(Beginning of LISTED RECORDS)
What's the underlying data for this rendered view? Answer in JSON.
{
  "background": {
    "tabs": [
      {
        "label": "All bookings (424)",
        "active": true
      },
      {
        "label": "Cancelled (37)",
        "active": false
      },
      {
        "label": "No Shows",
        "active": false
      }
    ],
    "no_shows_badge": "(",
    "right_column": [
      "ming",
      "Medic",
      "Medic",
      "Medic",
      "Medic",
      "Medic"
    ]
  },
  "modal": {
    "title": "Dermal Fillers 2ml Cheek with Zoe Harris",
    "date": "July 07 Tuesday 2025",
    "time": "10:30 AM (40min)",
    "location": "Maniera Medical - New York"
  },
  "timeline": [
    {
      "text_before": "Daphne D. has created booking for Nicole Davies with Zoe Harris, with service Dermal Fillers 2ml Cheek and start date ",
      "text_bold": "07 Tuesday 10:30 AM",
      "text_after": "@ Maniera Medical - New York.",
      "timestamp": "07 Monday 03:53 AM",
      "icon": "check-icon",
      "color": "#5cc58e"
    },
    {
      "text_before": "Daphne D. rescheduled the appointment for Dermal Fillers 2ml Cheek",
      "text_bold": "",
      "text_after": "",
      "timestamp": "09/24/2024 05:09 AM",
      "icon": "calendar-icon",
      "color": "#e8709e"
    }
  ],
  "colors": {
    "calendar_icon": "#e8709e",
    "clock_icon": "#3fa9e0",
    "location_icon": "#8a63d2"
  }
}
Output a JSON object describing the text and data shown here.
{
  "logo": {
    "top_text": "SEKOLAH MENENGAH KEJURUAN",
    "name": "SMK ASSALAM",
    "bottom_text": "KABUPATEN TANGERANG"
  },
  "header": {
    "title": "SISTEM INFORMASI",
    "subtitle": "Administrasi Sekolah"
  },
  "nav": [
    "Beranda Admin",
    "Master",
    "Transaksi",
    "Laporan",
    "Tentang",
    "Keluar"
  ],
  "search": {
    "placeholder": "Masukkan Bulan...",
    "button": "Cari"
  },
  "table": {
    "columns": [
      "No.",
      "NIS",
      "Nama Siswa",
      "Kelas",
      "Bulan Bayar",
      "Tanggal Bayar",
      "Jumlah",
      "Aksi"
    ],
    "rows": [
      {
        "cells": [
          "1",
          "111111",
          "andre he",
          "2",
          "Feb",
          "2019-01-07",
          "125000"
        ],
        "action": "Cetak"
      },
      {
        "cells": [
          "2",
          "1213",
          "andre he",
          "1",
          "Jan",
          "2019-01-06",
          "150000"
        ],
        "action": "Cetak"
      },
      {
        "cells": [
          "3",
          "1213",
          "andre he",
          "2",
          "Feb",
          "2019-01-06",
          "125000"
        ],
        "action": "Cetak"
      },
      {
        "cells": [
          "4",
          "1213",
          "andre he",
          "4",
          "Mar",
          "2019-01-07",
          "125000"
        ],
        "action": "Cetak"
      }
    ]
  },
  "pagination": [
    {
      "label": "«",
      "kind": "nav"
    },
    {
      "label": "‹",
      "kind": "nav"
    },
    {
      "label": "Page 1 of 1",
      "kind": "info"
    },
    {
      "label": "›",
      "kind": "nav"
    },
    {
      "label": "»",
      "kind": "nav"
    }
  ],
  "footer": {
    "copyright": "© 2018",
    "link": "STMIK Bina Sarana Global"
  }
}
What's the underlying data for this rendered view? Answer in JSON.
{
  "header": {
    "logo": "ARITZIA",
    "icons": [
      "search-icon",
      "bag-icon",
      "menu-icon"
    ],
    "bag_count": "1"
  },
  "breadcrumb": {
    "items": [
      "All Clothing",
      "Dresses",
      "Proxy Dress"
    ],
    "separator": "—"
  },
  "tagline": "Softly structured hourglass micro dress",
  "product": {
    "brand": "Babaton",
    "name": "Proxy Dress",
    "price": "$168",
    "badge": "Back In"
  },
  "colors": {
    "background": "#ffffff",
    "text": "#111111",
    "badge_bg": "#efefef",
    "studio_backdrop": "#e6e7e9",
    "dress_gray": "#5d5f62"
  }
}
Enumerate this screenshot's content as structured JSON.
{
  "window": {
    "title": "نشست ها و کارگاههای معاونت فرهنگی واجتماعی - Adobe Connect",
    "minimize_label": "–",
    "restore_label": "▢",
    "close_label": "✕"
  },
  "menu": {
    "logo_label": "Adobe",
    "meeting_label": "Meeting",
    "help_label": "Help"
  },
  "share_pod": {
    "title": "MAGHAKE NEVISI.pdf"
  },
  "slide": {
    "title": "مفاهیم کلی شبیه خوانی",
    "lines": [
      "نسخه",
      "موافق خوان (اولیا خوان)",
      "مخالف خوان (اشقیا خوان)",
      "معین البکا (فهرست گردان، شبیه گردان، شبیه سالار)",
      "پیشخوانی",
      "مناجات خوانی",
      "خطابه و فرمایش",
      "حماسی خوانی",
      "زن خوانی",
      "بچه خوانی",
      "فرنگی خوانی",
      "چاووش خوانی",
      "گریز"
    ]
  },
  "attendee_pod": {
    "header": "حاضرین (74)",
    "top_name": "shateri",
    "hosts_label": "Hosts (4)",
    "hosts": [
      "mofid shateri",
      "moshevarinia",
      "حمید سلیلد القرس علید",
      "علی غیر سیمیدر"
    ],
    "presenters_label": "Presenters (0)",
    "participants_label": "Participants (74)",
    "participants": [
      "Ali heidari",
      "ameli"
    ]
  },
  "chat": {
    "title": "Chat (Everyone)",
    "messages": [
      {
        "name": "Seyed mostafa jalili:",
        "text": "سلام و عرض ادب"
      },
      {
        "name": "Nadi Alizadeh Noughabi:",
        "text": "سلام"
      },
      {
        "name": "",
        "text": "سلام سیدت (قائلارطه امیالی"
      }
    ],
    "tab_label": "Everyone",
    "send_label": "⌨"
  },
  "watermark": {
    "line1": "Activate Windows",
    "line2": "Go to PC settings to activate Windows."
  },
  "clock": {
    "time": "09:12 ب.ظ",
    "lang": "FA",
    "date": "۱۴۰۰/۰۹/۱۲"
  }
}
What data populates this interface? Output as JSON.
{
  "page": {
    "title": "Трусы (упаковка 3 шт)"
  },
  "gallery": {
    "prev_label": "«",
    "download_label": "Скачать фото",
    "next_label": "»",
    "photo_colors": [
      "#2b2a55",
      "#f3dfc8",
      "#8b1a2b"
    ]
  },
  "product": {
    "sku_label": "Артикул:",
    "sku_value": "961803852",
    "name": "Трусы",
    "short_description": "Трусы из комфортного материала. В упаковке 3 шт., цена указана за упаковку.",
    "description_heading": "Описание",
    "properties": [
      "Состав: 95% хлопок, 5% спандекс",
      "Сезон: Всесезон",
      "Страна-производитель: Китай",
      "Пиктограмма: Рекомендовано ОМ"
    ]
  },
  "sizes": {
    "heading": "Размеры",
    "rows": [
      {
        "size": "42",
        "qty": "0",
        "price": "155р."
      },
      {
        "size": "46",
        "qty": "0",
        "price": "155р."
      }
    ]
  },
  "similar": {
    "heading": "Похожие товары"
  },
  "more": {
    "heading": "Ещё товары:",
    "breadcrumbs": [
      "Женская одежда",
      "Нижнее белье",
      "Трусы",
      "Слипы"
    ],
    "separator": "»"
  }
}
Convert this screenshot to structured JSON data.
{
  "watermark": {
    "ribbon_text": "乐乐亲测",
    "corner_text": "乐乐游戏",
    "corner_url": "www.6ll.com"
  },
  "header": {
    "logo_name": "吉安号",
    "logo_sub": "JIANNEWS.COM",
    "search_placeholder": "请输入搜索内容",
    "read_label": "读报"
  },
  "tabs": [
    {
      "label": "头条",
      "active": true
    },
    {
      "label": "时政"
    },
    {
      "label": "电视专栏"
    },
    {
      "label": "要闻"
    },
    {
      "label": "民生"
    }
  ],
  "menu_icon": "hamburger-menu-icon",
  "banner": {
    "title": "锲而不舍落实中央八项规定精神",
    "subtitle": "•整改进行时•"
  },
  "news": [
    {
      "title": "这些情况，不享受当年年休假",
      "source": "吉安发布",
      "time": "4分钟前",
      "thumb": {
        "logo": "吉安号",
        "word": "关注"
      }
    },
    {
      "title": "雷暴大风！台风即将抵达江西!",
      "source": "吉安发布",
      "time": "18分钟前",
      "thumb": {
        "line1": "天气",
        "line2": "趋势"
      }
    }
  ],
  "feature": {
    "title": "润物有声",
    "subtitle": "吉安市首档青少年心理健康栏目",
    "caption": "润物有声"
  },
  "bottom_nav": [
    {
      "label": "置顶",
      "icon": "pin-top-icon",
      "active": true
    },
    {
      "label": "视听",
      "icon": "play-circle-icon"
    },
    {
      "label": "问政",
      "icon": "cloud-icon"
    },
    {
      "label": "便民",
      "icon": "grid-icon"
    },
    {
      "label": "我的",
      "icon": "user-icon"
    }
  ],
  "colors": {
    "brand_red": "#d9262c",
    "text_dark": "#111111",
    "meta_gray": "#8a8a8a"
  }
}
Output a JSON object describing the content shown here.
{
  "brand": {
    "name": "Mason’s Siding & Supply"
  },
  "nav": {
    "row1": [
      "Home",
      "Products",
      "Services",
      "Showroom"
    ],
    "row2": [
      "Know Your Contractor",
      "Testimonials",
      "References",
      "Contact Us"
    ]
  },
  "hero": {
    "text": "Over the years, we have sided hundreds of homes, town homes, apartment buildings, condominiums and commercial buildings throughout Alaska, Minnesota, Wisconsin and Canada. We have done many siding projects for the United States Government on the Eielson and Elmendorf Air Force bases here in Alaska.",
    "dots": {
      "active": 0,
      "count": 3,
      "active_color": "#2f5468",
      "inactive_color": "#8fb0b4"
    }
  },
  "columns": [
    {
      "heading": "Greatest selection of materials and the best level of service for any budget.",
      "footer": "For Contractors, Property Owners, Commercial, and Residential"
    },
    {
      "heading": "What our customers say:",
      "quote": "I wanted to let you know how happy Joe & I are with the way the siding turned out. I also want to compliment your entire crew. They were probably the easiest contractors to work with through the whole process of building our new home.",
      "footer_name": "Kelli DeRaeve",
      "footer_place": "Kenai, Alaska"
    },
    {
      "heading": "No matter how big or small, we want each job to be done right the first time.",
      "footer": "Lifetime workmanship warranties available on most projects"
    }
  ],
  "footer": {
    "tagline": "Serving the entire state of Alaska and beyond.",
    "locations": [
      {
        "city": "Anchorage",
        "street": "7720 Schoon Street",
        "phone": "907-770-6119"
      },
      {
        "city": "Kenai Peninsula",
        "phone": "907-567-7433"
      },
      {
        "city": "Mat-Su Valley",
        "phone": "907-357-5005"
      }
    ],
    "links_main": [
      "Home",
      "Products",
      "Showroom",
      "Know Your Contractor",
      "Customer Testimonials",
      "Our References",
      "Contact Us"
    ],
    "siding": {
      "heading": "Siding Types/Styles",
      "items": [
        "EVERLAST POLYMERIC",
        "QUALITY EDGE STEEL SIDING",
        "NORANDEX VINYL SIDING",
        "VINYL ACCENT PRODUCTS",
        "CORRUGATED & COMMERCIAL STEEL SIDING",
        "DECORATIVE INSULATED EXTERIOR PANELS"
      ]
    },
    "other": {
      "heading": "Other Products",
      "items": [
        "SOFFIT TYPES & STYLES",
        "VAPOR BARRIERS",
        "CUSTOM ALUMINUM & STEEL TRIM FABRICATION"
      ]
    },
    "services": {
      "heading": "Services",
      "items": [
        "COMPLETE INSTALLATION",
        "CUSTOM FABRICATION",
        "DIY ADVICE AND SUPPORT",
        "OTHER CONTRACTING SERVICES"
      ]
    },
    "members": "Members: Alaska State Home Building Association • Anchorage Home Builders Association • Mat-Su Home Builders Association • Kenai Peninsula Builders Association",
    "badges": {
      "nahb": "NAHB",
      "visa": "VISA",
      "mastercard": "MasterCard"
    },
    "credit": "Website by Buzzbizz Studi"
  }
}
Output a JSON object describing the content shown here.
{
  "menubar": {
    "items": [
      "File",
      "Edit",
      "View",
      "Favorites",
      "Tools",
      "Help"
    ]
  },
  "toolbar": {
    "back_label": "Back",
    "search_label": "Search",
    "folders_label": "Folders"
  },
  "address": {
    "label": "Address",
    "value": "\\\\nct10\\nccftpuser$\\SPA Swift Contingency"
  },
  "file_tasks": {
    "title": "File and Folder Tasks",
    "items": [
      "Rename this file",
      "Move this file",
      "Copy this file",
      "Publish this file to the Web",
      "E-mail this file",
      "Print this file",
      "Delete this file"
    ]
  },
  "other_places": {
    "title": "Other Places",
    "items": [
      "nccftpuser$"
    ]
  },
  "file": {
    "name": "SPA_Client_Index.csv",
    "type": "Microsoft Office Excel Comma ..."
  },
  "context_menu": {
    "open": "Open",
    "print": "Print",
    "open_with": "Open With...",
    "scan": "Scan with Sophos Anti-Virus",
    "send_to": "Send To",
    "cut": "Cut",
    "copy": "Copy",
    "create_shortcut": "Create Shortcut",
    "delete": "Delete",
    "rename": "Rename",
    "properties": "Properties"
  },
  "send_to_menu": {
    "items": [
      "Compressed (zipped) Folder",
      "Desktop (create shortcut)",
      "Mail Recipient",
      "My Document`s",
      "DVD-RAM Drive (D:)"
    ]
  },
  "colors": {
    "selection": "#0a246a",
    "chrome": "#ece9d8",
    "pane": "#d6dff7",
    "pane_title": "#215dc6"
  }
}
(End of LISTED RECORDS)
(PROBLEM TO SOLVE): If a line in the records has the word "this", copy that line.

(EXERCISE RESULT):
What's the underlying data for this rendered view? Answer in JSON.
What's the underlying data for this rendered view? Answer in JSON.
Enumerate this screenshot's content as structured JSON.
What data populates this interface? Output as JSON.
Convert this screenshot to structured JSON data.
      "Rename this file",
      "Move this file",
      "Copy this file",
      "Publish this file to the Web",
      "E-mail this file",
      "Print this file",
      "Delete this file"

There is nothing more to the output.